By Lara Pickford-Gordon
Over the past five weeks starting May 26 the Catholic News has discussed anger, the physiological response, underlying triggers, the destructive and constructive sides. We conclude with information on ways to cope bearing in mind, some persons may have to seek professional help.
Counselling psychologist Anna Maria Mora shared the following information.
“Simply put the brain has two sides—the left side is our logical, clinical side that has the ability to make rational decisions, the right side is our creative, emotional side. It is this right side that is activated when we become angry. Because of this there are some coping mechanisms that can be used with both adults and children” she said.
The Butterfly Hug: Cross your arms in front of you with the palm of your hands gently touching the area between your collarbone, and your shoulder. Begin an alternate tapping—right, left, right, left—keep tapping alternate sides and you will begin to calm down. Why? Because the action activates the logical left side and a balance is created between the logical and emotional—the emotional side calms down and both the logical and emotional are now in synchrony.
Relaxation Exercises: Deep breathing is also very necessary to help to calm us down. We [psychologists] have recognised that when persons are angry or very emotional, their breathing is very short and hurried.

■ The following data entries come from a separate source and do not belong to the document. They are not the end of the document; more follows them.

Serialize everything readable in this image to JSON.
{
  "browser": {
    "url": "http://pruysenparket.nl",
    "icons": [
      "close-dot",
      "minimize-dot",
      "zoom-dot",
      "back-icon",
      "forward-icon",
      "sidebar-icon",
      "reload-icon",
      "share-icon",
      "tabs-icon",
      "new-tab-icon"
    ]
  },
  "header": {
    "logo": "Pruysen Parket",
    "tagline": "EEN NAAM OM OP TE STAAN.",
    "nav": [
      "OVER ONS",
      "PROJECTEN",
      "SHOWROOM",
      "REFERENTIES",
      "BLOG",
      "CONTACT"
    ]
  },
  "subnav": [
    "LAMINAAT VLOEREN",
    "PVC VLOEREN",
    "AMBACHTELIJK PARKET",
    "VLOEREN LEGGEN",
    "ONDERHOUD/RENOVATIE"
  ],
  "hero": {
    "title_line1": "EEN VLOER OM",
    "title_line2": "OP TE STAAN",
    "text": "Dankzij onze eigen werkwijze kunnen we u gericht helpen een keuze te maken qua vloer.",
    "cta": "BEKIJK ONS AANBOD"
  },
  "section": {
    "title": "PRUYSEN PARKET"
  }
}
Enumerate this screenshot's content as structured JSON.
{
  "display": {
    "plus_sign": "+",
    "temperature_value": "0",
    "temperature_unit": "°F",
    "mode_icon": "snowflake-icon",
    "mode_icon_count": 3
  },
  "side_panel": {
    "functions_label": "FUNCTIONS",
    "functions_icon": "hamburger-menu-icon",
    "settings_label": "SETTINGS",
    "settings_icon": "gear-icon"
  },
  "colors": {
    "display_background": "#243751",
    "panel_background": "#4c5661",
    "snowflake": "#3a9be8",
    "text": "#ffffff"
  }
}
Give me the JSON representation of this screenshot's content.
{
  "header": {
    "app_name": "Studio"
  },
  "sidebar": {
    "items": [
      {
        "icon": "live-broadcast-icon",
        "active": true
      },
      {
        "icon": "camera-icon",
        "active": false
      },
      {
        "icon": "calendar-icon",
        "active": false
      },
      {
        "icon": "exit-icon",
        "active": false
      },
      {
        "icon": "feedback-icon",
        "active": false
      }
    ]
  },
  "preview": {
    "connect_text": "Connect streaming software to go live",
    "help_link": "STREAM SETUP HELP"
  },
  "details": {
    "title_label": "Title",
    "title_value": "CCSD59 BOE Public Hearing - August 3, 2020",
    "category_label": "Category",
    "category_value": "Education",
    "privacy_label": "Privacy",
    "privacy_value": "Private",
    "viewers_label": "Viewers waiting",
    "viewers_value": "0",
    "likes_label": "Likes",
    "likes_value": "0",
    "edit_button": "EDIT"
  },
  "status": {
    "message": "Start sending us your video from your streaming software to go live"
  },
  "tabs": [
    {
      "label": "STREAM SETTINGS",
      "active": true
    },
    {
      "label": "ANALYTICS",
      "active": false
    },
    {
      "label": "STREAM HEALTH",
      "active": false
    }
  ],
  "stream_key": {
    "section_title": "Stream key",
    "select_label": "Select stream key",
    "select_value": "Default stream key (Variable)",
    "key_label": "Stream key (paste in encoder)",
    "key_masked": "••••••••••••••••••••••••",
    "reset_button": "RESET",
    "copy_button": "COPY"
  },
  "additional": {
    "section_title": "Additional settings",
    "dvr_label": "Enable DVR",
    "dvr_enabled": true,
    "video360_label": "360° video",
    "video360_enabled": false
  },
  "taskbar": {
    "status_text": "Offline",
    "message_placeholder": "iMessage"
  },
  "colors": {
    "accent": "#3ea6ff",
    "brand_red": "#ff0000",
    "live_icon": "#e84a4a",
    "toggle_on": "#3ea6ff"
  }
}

The brain uses three times as much oxygen as muscles in the body. Brain cells are very sensitive to decreased oxygen levels and do not function well without it. Continuing to breathe hard and short can cause us to get confused, dizzy and irrational. Many of us do not breathe properly. Breathing involves getting the oxygen into your lower stomach which is supposed to fill out like a balloon.
Breathe in for five counts and then breath out slowly of ten counts. Children can be taught to breathe properly. When you look at a baby or any person asleep the breathing is a perfect example of what must happen when we breathe to get oxygen to the brain to clear it and calm us down.
Physical Exercise: This activates our deep breathing process and the brain is fed with the necessary oxygen and we feel great after exercise. This is why we recommend that when the blood begins to boil and breathing becomes fast and short that you leave the area, go for a run or brisk walk. The activity naturally causes us to breathe deeply and the much-needed calming serotonin is activated in our brain. Serotonin is called the happy chemical and it contributes to well-being and happiness.
Art Therapy: Both children and adults benefit from Art Therapy as an anger management strategy. Putting paints, brushes and paper in front of them and asking them to express what their anger looks like helps both the therapist and the “angry” person to have a “picture” and now there is common ground for discussion.
Visualisation: Closing the eyes, breathing deeply and visualising the place or space where you would like to be at this very moment. Describe the place out loud and both client and therapist can have a conversation around this. Calm usually follows this activity.
Parents: Think out solutions to what is causing the anger. A teenager’s messy room? Close the door and go about your business. When you are calm, you can have a discussion about the issue and ask the teenager for help, maybe, getting agreement to clean their room once a week or however long she/he suggests.
Work with him/her not to eat on their bed or in the room and discuss the pests-cockroaches, rodents etc. At times agree to disagree but in the end a solution can be found.
You can do some visualisation of your own, discussing that you are raising a reasonable, bright, caring young man/woman and you being proud that she/he is now approaching young adulthood etc.. She/he will be out on their own in a few years (this usually raises a teenager’s eyebrows or causes wrinkles in the forehead) and the skills needed to live on his/her own. You must be calm and serious when doing this. This latter might send the teen to clean room immediately!
Adults (couples): Use ‘I’ messages. Do not begin the ‘blame game’.
Old communication: “You are so lazy. You never help me around the house.” The “you, you, you” puts the other person on the defensive and back and forth accusations follow. Here you must realise that anger does not solve anything, but can make everything worse.
New communication: “I am very upset because I had a really hard day at work and got home and saw all the wares in the sink. I really do need help tonight. I need a shower badly. I am going to have one.” See where this takes the relationship.